> TASK DIRECTIONS
Once you have reviewed the listing below, restate it word for word.

> PROVIDED MATERIAL

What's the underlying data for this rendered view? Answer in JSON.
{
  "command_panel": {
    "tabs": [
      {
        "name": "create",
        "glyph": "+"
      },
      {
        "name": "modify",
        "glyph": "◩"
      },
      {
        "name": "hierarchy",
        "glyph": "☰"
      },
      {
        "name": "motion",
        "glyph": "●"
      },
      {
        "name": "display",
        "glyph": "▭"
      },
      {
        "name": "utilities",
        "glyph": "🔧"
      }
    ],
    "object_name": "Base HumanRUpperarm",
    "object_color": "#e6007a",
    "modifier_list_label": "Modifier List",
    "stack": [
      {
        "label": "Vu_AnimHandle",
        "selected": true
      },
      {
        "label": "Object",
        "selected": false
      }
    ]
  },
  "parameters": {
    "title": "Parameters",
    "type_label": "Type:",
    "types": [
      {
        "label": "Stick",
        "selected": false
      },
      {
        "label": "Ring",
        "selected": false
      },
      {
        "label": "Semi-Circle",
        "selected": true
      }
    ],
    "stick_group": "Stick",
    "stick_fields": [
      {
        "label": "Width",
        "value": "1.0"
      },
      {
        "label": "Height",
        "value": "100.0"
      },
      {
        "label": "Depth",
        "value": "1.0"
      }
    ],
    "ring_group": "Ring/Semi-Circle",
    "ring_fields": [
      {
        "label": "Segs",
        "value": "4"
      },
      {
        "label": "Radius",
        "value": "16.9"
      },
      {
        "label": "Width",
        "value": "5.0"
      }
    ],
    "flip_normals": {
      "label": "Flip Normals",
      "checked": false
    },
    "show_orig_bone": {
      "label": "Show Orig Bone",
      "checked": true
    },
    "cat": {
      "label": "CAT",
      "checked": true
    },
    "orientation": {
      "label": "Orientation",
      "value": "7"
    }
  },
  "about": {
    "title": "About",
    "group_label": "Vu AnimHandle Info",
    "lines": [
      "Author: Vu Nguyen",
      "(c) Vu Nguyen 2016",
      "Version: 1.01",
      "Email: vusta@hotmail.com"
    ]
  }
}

> RESULT FOR THIS TASK
What's the underlying data for this rendered view? Answer in JSON.
{
  "command_panel": {
    "tabs": [
      {
        "name": "create",
        "glyph": "+"
      },
      {
        "name": "modify",
        "glyph": "◩"
      },
      {
        "name": "hierarchy",
        "glyph": "☰"
      },
      {
        "name": "motion",
        "glyph": "●"
      },
      {
        "name": "display",
        "glyph": "▭"
      },
      {
        "name": "utilities",
        "glyph": "🔧"
      }
    ],
    "object_name": "Base HumanRUpperarm",
    "object_color": "#e6007a",
    "modifier_list_label": "Modifier List",
    "stack": [
      {
        "label": "Vu_AnimHandle",
        "selected": true
      },
      {
        "label": "Object",
        "selected": false
      }
    ]
  },
  "parameters": {
    "title": "Parameters",
    "type_label": "Type:",
    "types": [
      {
        "label": "Stick",
        "selected": false
      },
      {
        "label": "Ring",
        "selected": false
      },
      {
        "label": "Semi-Circle",
        "selected": true
      }
    ],
    "stick_group": "Stick",
    "stick_fields": [
      {
        "label": "Width",
        "value": "1.0"
      },
      {
        "label": "Height",
        "value": "100.0"
      },
      {
        "label": "Depth",
        "value": "1.0"
      }
    ],
    "ring_group": "Ring/Semi-Circle",
    "ring_fields": [
      {
        "label": "Segs",
        "value": "4"
      },
      {
        "label": "Radius",
        "value": "16.9"
      },
      {
        "label": "Width",
        "value": "5.0"
      }
    ],
    "flip_normals": {
      "label": "Flip Normals",
      "checked": false
    },
    "show_orig_bone": {
      "label": "Show Orig Bone",
      "checked": true
    },
    "cat": {
      "label": "CAT",
      "checked": true
    },
    "orientation": {
      "label": "Orientation",
      "value": "7"
    }
  },
  "about": {
    "title": "About",
    "group_label": "Vu AnimHandle Info",
    "lines": [
      "Author: Vu Nguyen",
      "(c) Vu Nguyen 2016",
      "Version: 1.01",
      "Email: vusta@hotmail.com"
    ]
  }
}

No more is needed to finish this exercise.